« Reply #29 on: April 26, 2012, 11:13:10 AM »
Before we form any correct conclusion we must gather the facts or if there is no available facts, to make some assumptions thereon. 

1)   If the cow and sardine fishes had died of natural causes, then there is no negative karma when these meat eaters consumed the beef or fish meat.

2)   If these meat eaters did not order the cow or sardine fishes to be slaughtered for their consumption and they had eaten the meat unknowingly, then there is no negative karma for them.

3)   What was the state or power of the delusion involved when these meat eaters killed the cow or sardine fishes for their meat?
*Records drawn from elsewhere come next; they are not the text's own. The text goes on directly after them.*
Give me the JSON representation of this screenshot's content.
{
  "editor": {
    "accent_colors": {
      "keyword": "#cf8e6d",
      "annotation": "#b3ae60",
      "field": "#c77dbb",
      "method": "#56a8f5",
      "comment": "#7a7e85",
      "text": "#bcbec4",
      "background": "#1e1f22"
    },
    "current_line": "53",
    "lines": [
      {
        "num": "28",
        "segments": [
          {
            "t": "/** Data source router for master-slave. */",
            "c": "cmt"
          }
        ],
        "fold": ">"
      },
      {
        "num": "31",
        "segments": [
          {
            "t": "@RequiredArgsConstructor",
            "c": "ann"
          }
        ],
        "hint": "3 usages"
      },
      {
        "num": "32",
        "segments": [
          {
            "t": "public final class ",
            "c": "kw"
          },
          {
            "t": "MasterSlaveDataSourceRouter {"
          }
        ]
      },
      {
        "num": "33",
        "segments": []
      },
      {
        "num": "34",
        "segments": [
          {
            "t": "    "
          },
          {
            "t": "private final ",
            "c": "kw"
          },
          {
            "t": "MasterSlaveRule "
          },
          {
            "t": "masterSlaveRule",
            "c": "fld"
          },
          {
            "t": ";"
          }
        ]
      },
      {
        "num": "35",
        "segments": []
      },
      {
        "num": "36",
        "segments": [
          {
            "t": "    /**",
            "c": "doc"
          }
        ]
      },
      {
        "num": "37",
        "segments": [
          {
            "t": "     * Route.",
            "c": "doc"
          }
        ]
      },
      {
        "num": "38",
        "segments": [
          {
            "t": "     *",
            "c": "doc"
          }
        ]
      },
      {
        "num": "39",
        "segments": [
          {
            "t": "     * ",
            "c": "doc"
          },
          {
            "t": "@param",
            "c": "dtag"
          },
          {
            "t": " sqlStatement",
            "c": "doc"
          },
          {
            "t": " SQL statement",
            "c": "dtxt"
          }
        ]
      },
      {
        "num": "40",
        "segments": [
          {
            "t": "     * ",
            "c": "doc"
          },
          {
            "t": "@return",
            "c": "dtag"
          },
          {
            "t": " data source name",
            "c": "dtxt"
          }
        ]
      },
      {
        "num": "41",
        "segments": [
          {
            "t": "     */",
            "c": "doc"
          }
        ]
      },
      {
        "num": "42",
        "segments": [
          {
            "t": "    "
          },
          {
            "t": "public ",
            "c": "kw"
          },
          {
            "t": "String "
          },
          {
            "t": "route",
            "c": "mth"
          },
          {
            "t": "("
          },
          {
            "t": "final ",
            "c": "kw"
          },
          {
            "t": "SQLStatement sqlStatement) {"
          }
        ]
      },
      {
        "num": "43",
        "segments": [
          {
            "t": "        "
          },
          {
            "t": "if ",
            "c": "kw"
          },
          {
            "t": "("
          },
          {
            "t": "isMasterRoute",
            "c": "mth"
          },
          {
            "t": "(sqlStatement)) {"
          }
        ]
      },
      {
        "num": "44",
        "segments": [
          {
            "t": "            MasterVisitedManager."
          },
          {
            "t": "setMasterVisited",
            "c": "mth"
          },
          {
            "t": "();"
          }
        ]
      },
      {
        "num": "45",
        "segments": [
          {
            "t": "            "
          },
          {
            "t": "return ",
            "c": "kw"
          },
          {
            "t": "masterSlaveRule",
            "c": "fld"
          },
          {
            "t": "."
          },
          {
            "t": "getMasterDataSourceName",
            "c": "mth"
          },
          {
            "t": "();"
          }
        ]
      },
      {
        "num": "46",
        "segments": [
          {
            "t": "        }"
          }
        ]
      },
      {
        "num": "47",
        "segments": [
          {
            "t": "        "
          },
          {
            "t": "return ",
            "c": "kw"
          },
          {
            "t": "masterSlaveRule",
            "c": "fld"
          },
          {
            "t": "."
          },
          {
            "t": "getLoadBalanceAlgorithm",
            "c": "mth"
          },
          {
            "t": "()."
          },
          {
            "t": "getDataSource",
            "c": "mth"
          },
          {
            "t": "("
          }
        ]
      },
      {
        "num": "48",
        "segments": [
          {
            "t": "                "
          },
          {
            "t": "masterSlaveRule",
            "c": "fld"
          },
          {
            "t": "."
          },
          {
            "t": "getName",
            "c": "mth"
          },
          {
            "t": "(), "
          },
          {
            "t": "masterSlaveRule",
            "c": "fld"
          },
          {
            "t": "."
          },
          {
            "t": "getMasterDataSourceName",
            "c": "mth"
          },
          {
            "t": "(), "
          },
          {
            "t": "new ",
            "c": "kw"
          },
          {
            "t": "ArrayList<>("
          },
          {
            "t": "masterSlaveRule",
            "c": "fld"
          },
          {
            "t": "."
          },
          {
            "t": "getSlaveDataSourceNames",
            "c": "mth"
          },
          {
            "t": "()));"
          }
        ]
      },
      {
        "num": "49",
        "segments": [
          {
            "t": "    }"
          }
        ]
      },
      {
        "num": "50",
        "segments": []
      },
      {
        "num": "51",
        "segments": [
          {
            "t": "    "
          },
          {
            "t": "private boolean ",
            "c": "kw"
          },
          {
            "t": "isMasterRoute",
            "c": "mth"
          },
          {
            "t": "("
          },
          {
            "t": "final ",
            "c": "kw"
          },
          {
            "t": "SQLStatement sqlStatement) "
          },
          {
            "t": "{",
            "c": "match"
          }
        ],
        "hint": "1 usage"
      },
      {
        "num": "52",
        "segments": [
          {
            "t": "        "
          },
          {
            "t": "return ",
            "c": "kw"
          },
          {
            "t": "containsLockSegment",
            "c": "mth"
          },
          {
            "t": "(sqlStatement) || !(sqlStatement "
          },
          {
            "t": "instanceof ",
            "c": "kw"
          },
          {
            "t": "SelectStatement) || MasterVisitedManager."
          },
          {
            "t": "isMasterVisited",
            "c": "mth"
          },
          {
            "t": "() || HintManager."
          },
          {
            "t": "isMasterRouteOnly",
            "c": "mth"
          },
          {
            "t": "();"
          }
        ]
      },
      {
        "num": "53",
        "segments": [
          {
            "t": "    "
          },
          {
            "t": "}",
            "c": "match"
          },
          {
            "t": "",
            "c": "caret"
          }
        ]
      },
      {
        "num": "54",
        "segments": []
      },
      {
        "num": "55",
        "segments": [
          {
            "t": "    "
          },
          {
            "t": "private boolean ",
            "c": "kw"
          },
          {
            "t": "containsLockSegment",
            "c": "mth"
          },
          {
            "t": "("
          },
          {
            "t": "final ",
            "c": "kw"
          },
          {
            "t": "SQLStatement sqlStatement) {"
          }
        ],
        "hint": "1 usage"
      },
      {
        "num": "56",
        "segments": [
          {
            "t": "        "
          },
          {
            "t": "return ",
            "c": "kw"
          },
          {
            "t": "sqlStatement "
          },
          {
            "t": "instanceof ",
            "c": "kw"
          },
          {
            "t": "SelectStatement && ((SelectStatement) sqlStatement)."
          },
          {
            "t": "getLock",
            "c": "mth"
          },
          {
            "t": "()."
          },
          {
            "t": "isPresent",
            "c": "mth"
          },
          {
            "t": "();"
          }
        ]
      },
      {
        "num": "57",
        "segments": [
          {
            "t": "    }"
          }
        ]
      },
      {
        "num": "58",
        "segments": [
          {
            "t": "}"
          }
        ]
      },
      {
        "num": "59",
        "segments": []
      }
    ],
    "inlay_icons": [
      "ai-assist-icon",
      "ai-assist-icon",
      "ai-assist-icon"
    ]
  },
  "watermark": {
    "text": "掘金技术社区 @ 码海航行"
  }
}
The more negative the delusion, the more negative the karma.  For example, if these meat eaters killed with a violent rage the cow or sardine fishes, then their negative karma is much higher than with a mild dislike for the cow or sardine fishes.

4)   If the method used to kill the cow or sardine fishes inflicted more harm and pain on the animals, then the negative karma is greater.

5)   The frequency of our action of killing.  If we are so attached to consume meat, each time we kill the cow or sardine fishes for their meat, we will reap even more negative karma. When there is the demand for meat, there would be the supply of meat.  Each supply of meat leads to more killing and hence greater negative karma.

6)   If these meat eaters hold vows, e.g. the Pratimoksha, Bodhisattva or Tantric Vows, then they will accumulate greater amount of demerits or their negative karma are much greater than those who do not hold any vows.

7)   What was the motivation of eating the beef and sardine fishes? The negative karma is heavier if these meat consumers have eaten with mind of attachment than for health reason.

On the outset it seems that every single beef eater here commits less negative karma than the single sardine fish eater because killing one cow involves one life only whereas killing five sardine fishes involves five lives.  Both actions are still killing irrespective of the severity of the effects. In the final analysis, we should stop eating meat to avoid creating negative karma.